The passing of the Affordable Care Act and the implementation of parity caused investors to see an opportunity for financial gain in entering the behavioral healthcare space, particularly addiction treatment. Many were solely seeking to benefit from insurance payments — in some cases adding up to hundreds of thousands of dollars for a short-term residential treatment program. Some companies billed insurance plans for daily urine drug screening in excess of $1,200. Others even purchased insurance plans for patients just so they could treat them; when these insurance plans were exhausted by fraudulent practices and the insurance ran out, these patients were subsequently kicked out. I was relieved to see these abuses excellently researched and presented in the OC Register’s “Rehab Riviera” series.
It’s an extremely sad state of affairs, especially for those of us running quality organizations. It’s difficult for individuals to know how to discern between a quality program and one that’s aiming to profit on a vulnerable person. As a professional in the addiction treatment field for nearly three decades, I’d like to suggest some questions to ask before choosing a treatment center:

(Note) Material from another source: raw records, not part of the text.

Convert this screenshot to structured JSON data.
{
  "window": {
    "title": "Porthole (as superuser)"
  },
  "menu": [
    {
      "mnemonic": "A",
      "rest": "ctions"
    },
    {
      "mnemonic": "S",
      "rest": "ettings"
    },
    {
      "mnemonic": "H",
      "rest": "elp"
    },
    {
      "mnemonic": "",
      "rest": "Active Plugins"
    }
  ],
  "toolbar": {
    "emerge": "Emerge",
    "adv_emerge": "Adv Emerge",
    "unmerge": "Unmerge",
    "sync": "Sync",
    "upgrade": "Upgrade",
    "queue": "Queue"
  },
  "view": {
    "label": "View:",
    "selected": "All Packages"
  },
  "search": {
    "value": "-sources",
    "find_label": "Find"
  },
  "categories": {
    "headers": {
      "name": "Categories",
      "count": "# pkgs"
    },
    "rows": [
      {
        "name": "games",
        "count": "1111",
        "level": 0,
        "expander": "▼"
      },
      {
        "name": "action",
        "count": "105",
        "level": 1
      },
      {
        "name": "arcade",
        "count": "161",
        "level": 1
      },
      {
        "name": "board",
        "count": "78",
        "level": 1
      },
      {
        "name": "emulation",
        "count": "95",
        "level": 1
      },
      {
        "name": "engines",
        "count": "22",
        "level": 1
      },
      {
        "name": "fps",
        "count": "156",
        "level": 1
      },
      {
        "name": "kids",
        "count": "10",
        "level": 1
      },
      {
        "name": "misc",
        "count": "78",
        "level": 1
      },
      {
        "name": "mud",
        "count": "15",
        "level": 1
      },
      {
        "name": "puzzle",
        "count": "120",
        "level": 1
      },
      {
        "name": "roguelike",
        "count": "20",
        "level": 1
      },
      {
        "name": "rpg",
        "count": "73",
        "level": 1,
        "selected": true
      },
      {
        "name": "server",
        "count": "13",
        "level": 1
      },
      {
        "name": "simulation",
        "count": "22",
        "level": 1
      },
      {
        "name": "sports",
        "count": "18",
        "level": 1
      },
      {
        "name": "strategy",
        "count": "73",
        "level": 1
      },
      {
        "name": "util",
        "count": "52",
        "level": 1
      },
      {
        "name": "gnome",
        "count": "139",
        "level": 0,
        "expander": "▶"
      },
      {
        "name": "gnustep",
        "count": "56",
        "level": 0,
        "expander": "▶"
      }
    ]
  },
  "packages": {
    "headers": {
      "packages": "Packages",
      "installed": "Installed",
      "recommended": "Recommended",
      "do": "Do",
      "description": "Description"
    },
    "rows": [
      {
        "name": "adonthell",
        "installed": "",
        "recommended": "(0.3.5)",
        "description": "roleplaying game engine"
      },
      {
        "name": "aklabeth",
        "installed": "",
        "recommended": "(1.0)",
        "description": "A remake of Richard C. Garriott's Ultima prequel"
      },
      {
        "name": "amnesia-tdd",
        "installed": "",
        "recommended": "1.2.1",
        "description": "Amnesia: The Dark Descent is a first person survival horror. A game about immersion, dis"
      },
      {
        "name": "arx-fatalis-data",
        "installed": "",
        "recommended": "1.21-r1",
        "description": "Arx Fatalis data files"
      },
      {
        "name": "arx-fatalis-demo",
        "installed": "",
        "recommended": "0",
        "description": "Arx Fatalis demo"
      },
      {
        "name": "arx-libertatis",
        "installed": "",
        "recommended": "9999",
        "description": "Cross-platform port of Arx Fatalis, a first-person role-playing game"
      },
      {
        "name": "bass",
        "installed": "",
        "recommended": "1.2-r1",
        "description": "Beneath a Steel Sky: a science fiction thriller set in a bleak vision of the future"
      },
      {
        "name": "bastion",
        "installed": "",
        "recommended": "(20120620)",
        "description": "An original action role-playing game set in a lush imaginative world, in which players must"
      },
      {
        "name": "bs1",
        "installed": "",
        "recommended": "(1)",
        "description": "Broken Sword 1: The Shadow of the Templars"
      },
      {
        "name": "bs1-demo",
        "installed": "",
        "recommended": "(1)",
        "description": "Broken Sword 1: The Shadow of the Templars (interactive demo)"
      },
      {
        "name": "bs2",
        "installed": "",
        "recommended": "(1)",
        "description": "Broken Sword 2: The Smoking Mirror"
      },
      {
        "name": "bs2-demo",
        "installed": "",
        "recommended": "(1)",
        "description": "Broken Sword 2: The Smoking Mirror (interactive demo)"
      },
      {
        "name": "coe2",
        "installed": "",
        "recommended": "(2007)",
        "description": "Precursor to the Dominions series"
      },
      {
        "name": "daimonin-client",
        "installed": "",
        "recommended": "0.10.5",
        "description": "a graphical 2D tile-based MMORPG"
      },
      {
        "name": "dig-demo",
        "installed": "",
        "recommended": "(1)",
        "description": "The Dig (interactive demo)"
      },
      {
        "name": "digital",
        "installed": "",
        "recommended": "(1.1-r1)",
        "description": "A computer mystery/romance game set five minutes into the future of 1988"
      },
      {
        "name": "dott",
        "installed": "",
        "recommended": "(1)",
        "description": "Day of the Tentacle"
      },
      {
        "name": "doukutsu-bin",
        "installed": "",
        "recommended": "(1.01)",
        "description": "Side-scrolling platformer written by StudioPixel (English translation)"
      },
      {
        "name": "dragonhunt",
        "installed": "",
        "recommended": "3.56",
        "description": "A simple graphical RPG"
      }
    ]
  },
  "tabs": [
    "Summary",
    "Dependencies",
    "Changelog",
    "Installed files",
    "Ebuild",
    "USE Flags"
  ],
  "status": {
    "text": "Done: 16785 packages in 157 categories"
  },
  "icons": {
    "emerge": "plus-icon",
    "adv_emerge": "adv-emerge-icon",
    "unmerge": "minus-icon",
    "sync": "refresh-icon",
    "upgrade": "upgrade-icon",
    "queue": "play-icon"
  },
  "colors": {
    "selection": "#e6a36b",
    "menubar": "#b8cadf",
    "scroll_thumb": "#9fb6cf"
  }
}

• Are you accredited, either through CARF (Commission on Accreditation of Rehabilitation Facilities) or JCAHO (Joint Commission on Accreditation of Healthcare Organizations)? Both organizations are responsible to ensure patient care is of the highest standard and patient needs are addressed appropriately. A checks-and-balance ensures that a residential facility, for example, provides the services required for a residential program. They ensure the staff-to-patient ratio and the staff educational level are appropriate.
• Is your sober living home certified by the Sober Living Coalition? Unfortunately, in California, sober living homes are not required to be licensed. However, you can ask if it is certified by the Sober Living Coalition, which holds each home to standards.
• How do you measure outcomes at your treatment facility? Both accreditation organizations require follow-up communication and data collection for individuals that have entered the program. Be sure to ask how outcomes are measured, and if they have free alumni services to support each graduate after treatment completion.
• What services are included in the daily rate paid either by the insurance company or the patient? What level of care are you licensed for? Services can vary widely between facilities; make sure you ask and understand exactly what is provided and whether the services are evidence-based. A treatment center offering to provide a one-way plane ticket, willing to pay for an insurance policy, or waiving rent for their sober living is a definite red flag. If you’re looking for a residential program, ask if they are licensed as a residential program rather than simply providing an outpatient program and housing.
• What does your facility do when a health insurance carrier is no longer willing to fund treatment services? Do they allow the policy holder/patient to appeal to the insurance company for reimbursement and work together with the treatment center as a united front? Ask what would happen if the patient is unexpectedly denied for additional care by the insurance company. They should keep the patient safe in treatment until a clinically appropriate option is prepared by the treatment team.
• What are your policies around the need for urine drug screens? Ask what facts drive the need for urine drug screen testing. It is an appropriate, clinically necessary tool to be used at admission to ensure validity of substances used or not used, and after a “pass” or approved outing. Ask how they handle financial responsibility of urine drug screen, based upon insurance verification.
• How do your patients/families find you? If they have relationships with local hospitals, businesses, DUI attorneys and alumni, this is a good sign. If they solely rely on internet marketing, it can be a red flag. A call center located outside their organization also can be a concern.
• Can I take a tour and speak to alumni of your program? A quality, reputable treatment center should be proud to bring you in to their sanctuary, have you meet the staff, show you the rooms, and connect you with others that have completed the program.
Sue Bright is Executive Director of New Directions for Women, a nonprofit treatment center for women founded in 1977 in Costa Mesa.
Article link: https://www.ocregister.com/2018/12/12/clues-to-deciphering-treatment- centers/